- Physics Programs
- Student Resources
- Faculty and Staff
Physics is the most fundamental of sciences and lies at the foundation of nearly all technical fields. All objects, from the smallest elementary particle to the universe itself, obey the laws of physics. As a physics student, you will learn how to design and run experiments, develop theories and simulate nature on computers. You will have the opportunity to work on a research project under faculty guidance. A physics degree will provide you with critical thinking, problem-solving and programming skills that are valued in a variety of careers.
The department offers an undergraduate BS degree in physics as well as graduate MS and PhD degrees. For questions about the undergraduate program, please contact Dr. Thomas Vojta, chair of the physics department, at email@example.com. For graduate admission, please contact Dr. Alexey Yamilov, director of graduate admissions, at firstname.lastname@example.org.
Our department has strong research programs in astrophysics; atomic, molecular and optical (AMO) physics; as well as condensed matter and materials physics and is uniquely positioned within the University of Missouri System and the entire state. Our AMO physics program is the only such program in the University of Missouri System. Our astrophysics program houses the only LIGO (gravitational wave) research group in the state.

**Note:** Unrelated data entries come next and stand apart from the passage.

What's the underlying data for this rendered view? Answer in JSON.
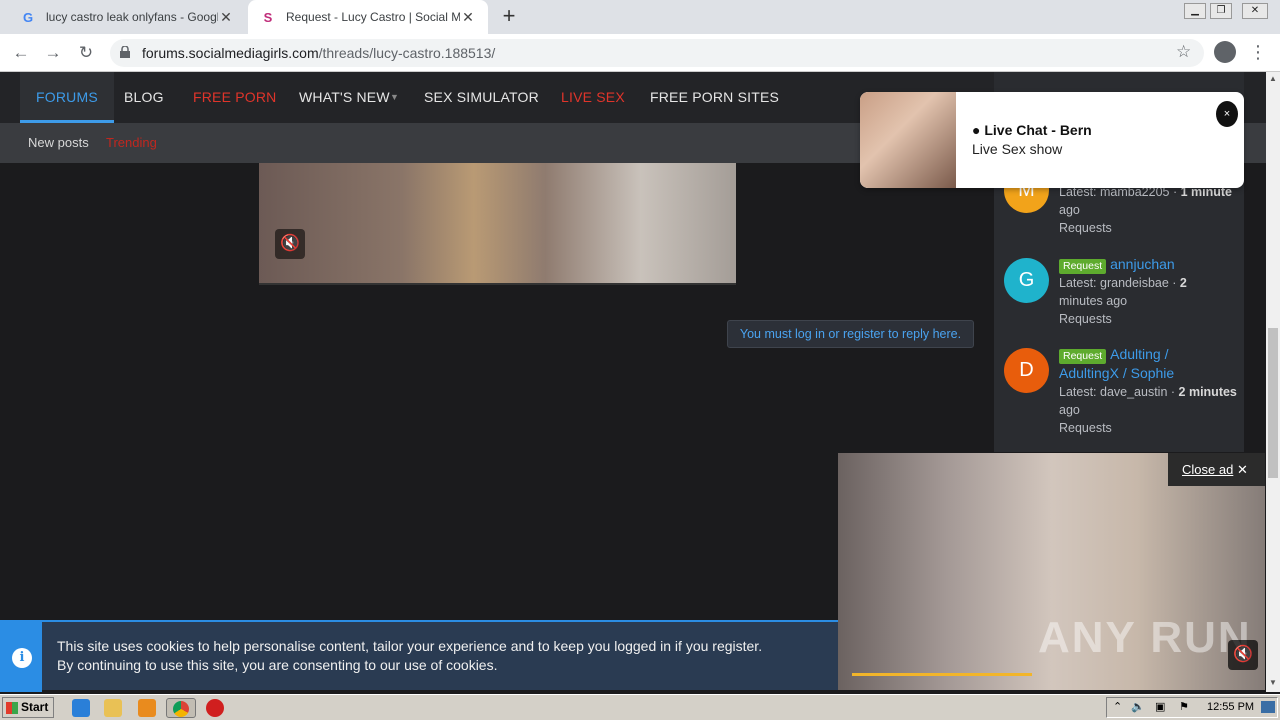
{
  "browser": {
    "tabs": [
      {
        "title": "lucy castro leak onlyfans - Google Se",
        "favicon": "G"
      },
      {
        "title": "Request - Lucy Castro | Social Media",
        "favicon": "S"
      }
    ],
    "url_host": "forums.socialmediagirls.com",
    "url_path": "/threads/lucy-castro.188513/"
  },
  "nav": {
    "forums": "FORUMS",
    "blog": "BLOG",
    "free_porn": "FREE PORN",
    "whats_new": "WHAT'S NEW",
    "sex_simulator": "SEX SIMULATOR",
    "live_sex": "LIVE SEX",
    "free_porn_sites": "FREE PORN SITES"
  },
  "subnav": {
    "new_posts": "New posts",
    "trending": "Trending"
  },
  "reply_prompt": "You must log in or register to reply here.",
  "notification": {
    "title": "Live Chat - Bern",
    "subtitle": "Live Sex show",
    "close": "×"
  },
  "sidebar": {
    "threads": [
      {
        "avatar": "M",
        "avatar_color": "#f2a31a",
        "latest": "Latest: mamba2205 · ",
        "time": "1 minute",
        "time_rest": "ago",
        "forum": "Requests"
      },
      {
        "avatar": "G",
        "avatar_color": "#1fb3cc",
        "badge": "Request",
        "title": "annjuchan",
        "latest": "Latest: grandeisbae · ",
        "time": "2",
        "time_rest": "minutes ago",
        "forum": "Requests"
      },
      {
        "avatar": "D",
        "avatar_color": "#e85d0c",
        "badge": "Request",
        "title": "Adulting /",
        "title2": "AdultingX / Sophie",
        "latest": "Latest: dave_austin · ",
        "time": "2 minutes",
        "time_rest": "ago",
        "forum": "Requests"
      }
    ]
  },
  "ad": {
    "close_label": "Close ad",
    "close_icon": "✕",
    "watermark": "ANY RUN"
  },
  "cookie": {
    "line1": "This site uses cookies to help personalise content, tailor your experience and to keep you logged in if you register.",
    "line2": "By continuing to use this site, you are consenting to our use of cookies."
  },
  "taskbar": {
    "start": "Start",
    "clock": "12:55 PM"
  },
  "colors": {
    "accent": "#3d9be9",
    "red": "#e0342a",
    "badge_green": "#5eab2e"
  }
}
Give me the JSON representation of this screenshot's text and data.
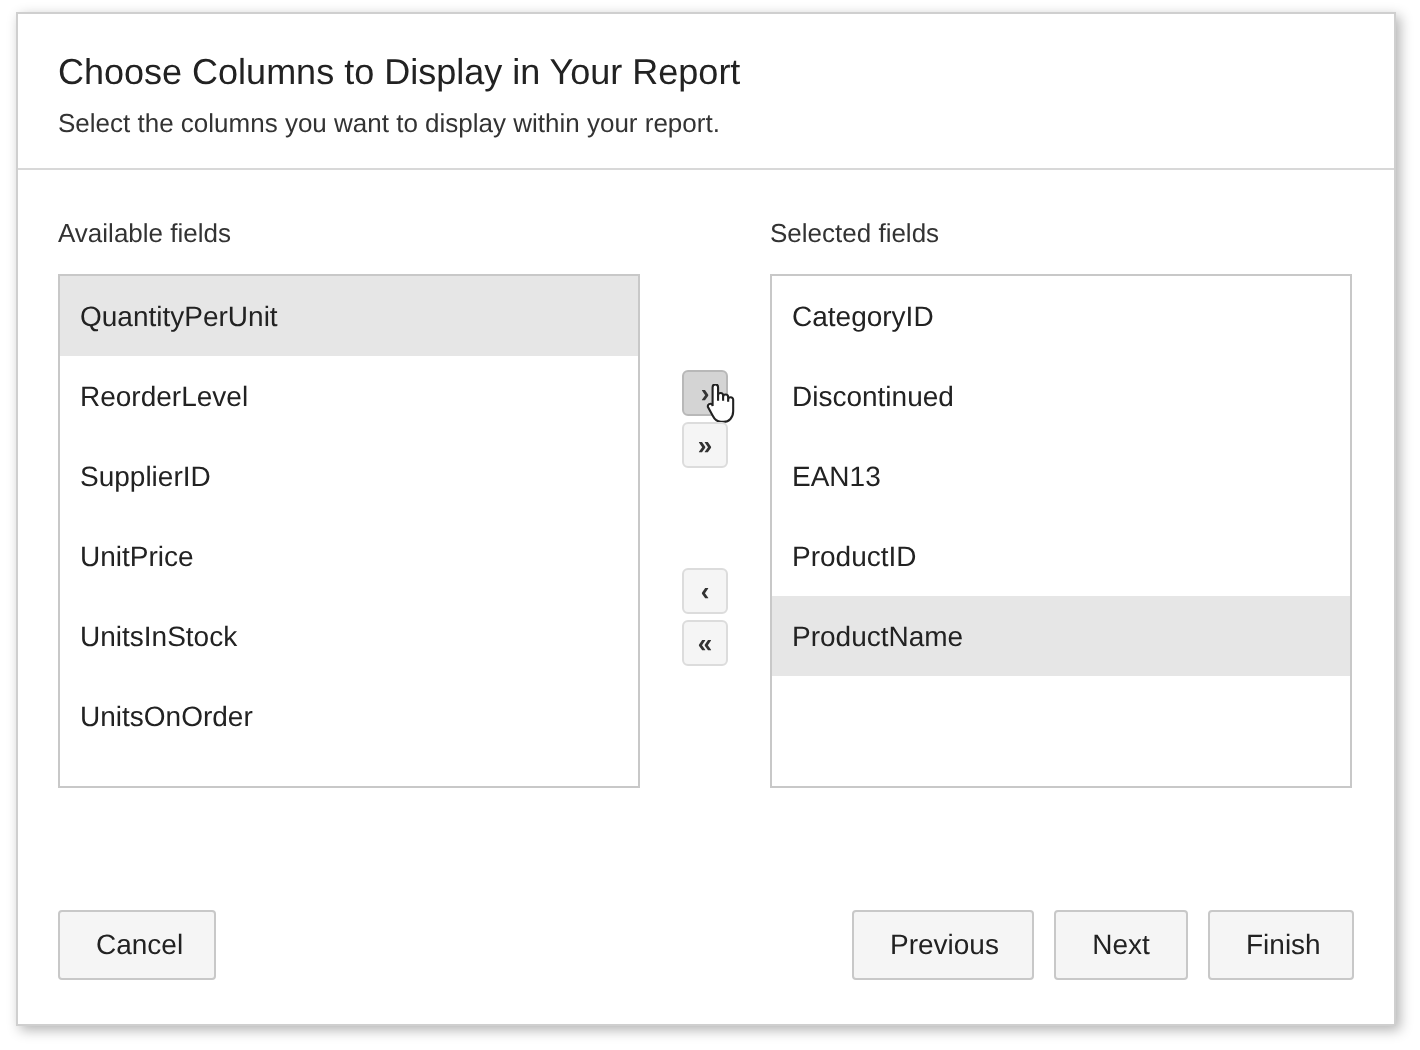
{
  "dialog": {
    "title": "Choose Columns to Display in Your Report",
    "subtitle": "Select the columns you want to display within your report."
  },
  "available": {
    "label": "Available fields",
    "items": [
      {
        "label": "QuantityPerUnit",
        "selected": true
      },
      {
        "label": "ReorderLevel",
        "selected": false
      },
      {
        "label": "SupplierID",
        "selected": false
      },
      {
        "label": "UnitPrice",
        "selected": false
      },
      {
        "label": "UnitsInStock",
        "selected": false
      },
      {
        "label": "UnitsOnOrder",
        "selected": false
      }
    ]
  },
  "move_buttons": [
    [
      {
        "label": "›",
        "hovered": true
      },
      {
        "label": "»",
        "hovered": false
      }
    ],
    [
      {
        "label": "‹",
        "hovered": false
      },
      {
        "label": "«",
        "hovered": false
      }
    ]
  ],
  "selected": {
    "label": "Selected fields",
    "items": [
      {
        "label": "CategoryID",
        "selected": false
      },
      {
        "label": "Discontinued",
        "selected": false
      },
      {
        "label": "EAN13",
        "selected": false
      },
      {
        "label": "ProductID",
        "selected": false
      },
      {
        "label": "ProductName",
        "selected": true
      }
    ]
  },
  "buttons": {
    "cancel": "Cancel",
    "previous": "Previous",
    "next": "Next",
    "finish": "Finish"
  }
}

The department is heavily involved in interdisciplinary activities, in particular in materials research and high-performance computing.
Three of our faculty members are Fellows of the American Physical Society (APS), and two carry the title of Curators' Professor within the University of Missouri System. Department research is funded by the National Science Foundation, NASA, the US Department of Energy, and other agencies.
Two physics faculty involved in $1.96 million NSF award for supercomputer
Physics Program at Missouri University of Science and Technology Is a 2019 Best Value in College Factual Rankings!
Also, visit us on facebook
November 12: Dr. Andrew Geraci (Northwestern). "Searching for “Fifth-forces”, Dark Matter, and Quantum Gravity in the Lab" 4 pm via Zoom.
November 19: "Black holes and the Milky Way’s darkest secret". Public lecture on the 2020 Nobel Prize in Physics. 4 pm via Zoom
December 3: Schearer Prize competition for graduate research.